Perch lay an average of 23,000 eggs per spawn and spawn 8 times in their lifetime. Based on the size of many of the fish we are catching, these perch have already had the potential to spawn 5-6 times. Let’s speculatively use a mortality rate of 90% (meaning 90% of all perch do not make it to maturity) we are looking at 11,500 perch per 1 female after 5 spawns. With how many perch are in lake Sammamish, we are looking at millions of fish per spawn per year. On top of this, perch are what is referred to as “group spawners” meaning they do not necessarily pair up male to female. 1 male can fertilize multiple groups of female eggs, adding to more ease in the spawning process.
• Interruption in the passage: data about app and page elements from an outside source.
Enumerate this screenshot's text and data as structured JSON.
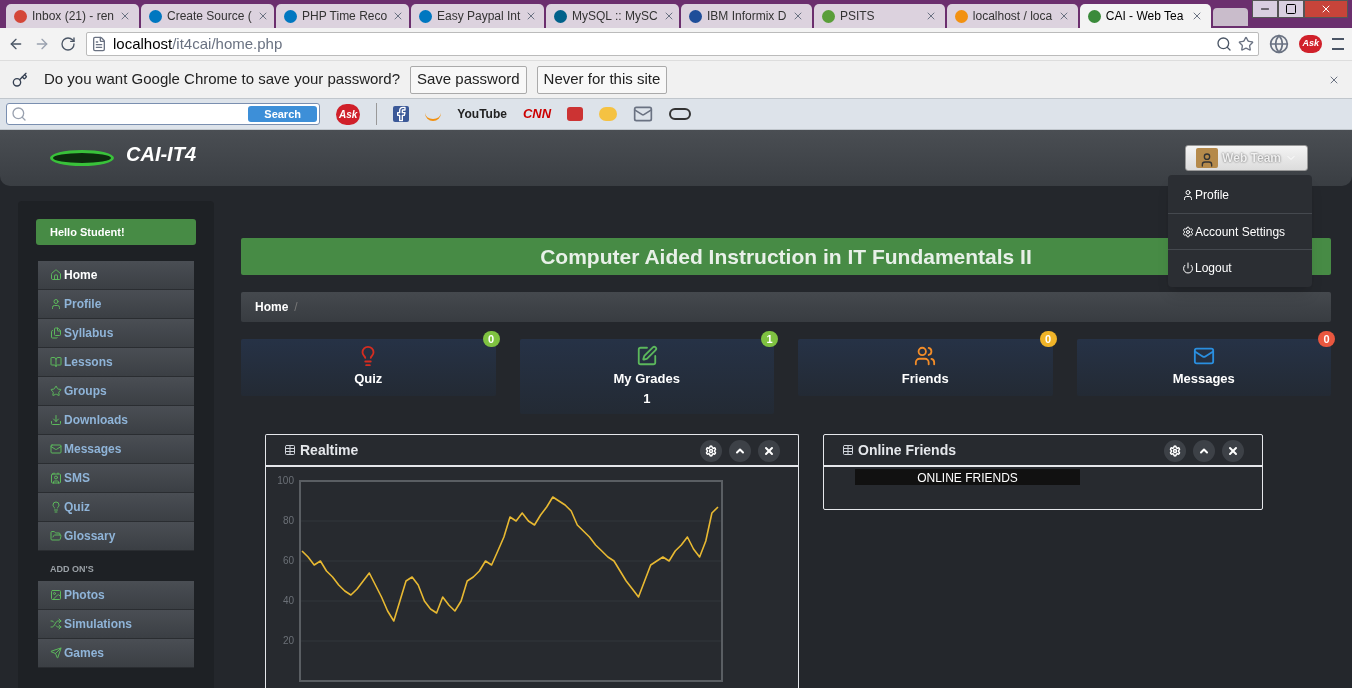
{
  "browser": {
    "tabs": [
      {
        "title": "Inbox (21) - ren",
        "selected": false
      },
      {
        "title": "Create Source (",
        "selected": false
      },
      {
        "title": "PHP Time Reco",
        "selected": false
      },
      {
        "title": "Easy Paypal Int",
        "selected": false
      },
      {
        "title": "MySQL :: MySC",
        "selected": false
      },
      {
        "title": "IBM Informix D",
        "selected": false
      },
      {
        "title": "PSITS",
        "selected": false
      },
      {
        "title": "localhost / loca",
        "selected": false
      },
      {
        "title": "CAI - Web Tea",
        "selected": true
      }
    ],
    "address": {
      "host": "localhost",
      "path": "/it4cai/home.php"
    },
    "address_badge": "Ask",
    "password_bar": {
      "question": "Do you want Google Chrome to save your password?",
      "buttons": [
        "Save password",
        "Never for this site"
      ]
    },
    "toolbar": {
      "search_button": "Search",
      "ask_badge": "Ask",
      "logos": [
        "YouTube",
        "CNN"
      ]
    }
  },
  "header": {
    "brand": "CAI-IT4",
    "user_button": "Web Team"
  },
  "user_menu": [
    "Profile",
    "Account Settings",
    "Logout"
  ],
  "sidebar": {
    "greeting": "Hello Student!",
    "items": [
      {
        "label": "Home",
        "selected": true
      },
      {
        "label": "Profile",
        "selected": false
      },
      {
        "label": "Syllabus",
        "selected": false
      },
      {
        "label": "Lessons",
        "selected": false
      },
      {
        "label": "Groups",
        "selected": false
      },
      {
        "label": "Downloads",
        "selected": false
      },
      {
        "label": "Messages",
        "selected": false
      },
      {
        "label": "SMS",
        "selected": false
      },
      {
        "label": "Quiz",
        "selected": false
      },
      {
        "label": "Glossary",
        "selected": false
      }
    ],
    "addons_heading": "ADD ON'S",
    "addons": [
      {
        "label": "Photos",
        "selected": false
      },
      {
        "label": "Simulations",
        "selected": false
      },
      {
        "label": "Games",
        "selected": false
      }
    ]
  },
  "banner": "Computer Aided Instruction in IT Fundamentals II",
  "breadcrumb": {
    "items": [
      "Home"
    ],
    "separator": "/"
  },
  "stats": [
    {
      "label": "Quiz",
      "count": "0",
      "color": "#7fc241"
    },
    {
      "label": "My Grades",
      "count": "1",
      "color": "#7fc241",
      "value": "1"
    },
    {
      "label": "Friends",
      "count": "0",
      "color": "#f0b429"
    },
    {
      "label": "Messages",
      "count": "0",
      "color": "#e9573f"
    }
  ],
  "realtime_panel": {
    "title": "Realtime",
    "chart_data": {
      "type": "line",
      "ylim": [
        0,
        100
      ],
      "yticks": [
        20,
        40,
        60,
        80,
        100
      ],
      "grid": true,
      "values": [
        65,
        62,
        58,
        60,
        55,
        52,
        48,
        45,
        43,
        46,
        50,
        54,
        48,
        42,
        35,
        30,
        40,
        50,
        52,
        48,
        40,
        36,
        34,
        42,
        38,
        35,
        40,
        50,
        52,
        55,
        60,
        58,
        65,
        72,
        82,
        80,
        84,
        80,
        78,
        83,
        87,
        92,
        90,
        88,
        85,
        78,
        75,
        72,
        68,
        65,
        62,
        60,
        55,
        50,
        46,
        42,
        50,
        58,
        60,
        62,
        60,
        65,
        68,
        72,
        66,
        62,
        70,
        84,
        87
      ]
    }
  },
  "friends_panel": {
    "title": "Online Friends",
    "list_heading": "ONLINE FRIENDS"
  }
}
With this in mind, we can think “hey great! This perch spawn will provide lots of food for the other species in the lake” and this is very true. However, there is an issue with this and another of Lake Sammamish’s happenings, the Muckleshoot Tribe’s warm water gillnetting program. Since 2015, the Muckleshoot Indian tribe has been gillnetting lake Sammamish in an effort to decrease the population of warm-water species that decimate the lake’s already fragile salmon runs. The tribe have taken out thousands of bass, sucker, cutthroat trout, pikeminnow, chub, Carp and other species. However, this is taking away a large percentage of the predators that feed on yellow perch who are (for the most part) able to simply swim through the net. Take a look at this information on just 2 months of their 2019 netting work. In March and April of 2019, the tribe netted 2850 fish, of which 97.5% were Sucker, Smallmouth and Largemouth Bass, pikeminnow, Brown bullhead, Black Crappie, and Cutthroat trout. Of the 2850 fish taken in these two months, a total of 10 were yellow perch, which equates to about 0.3% of the total take. Keep in mind, this is just 2 months of a netting program that has been in place since 2015.
What this information means is the Muckleshoot Indian netting is indeed working to protect salmon, but also is decimating the predators that keep the perch in a healthy balance with the rest of the lake. So, what we have is low fishing pressure on an already high biomass of perch, and a significant removal of their predators which is leading to even more growth and prosperity of perch in the lake.
Efforts are already in place to help reduce the perch population on Lake Sammamish, including a Trout Unlimited organized perch derby every September, which started in 2018. Overall, the perch biomass is in great shape, while the other fisheries such as trout and bass are impacted not only by anglers, but also by netting. The WDFW highly encourages the harvesting of perch across the state, as they are not only numerous and bountiful, but they can overrun fisheries and jeopardize our precious salmon.
With all this information, we can conclude that there is a healthy fishery on Lake Sammamish and one that is set to grow more with little pressure and the removal of their main predators. A sign of an abundance of perch in a fishery is a decrease in size of the perch, which, unfortunately, can dissuade anglers from targeting or keeping the perch. This being said, every angler should only ever keep what they can eat. Having fish sit in the freezer and burn is unethical and not sustainable fishing. As with every fishery, it is important to respect the resource and be an ethical sportsman.
Information on your favorite fishery can be found very easily with a few searches online. It is highly encouraged to understand the full scope of your favorite watershed, and how your target species impacts the lake, as well as what harvesting the species in numbers may do. Below is a nice article I found when working to understand this fishery, hopefully it can help guide your searching for your home waters.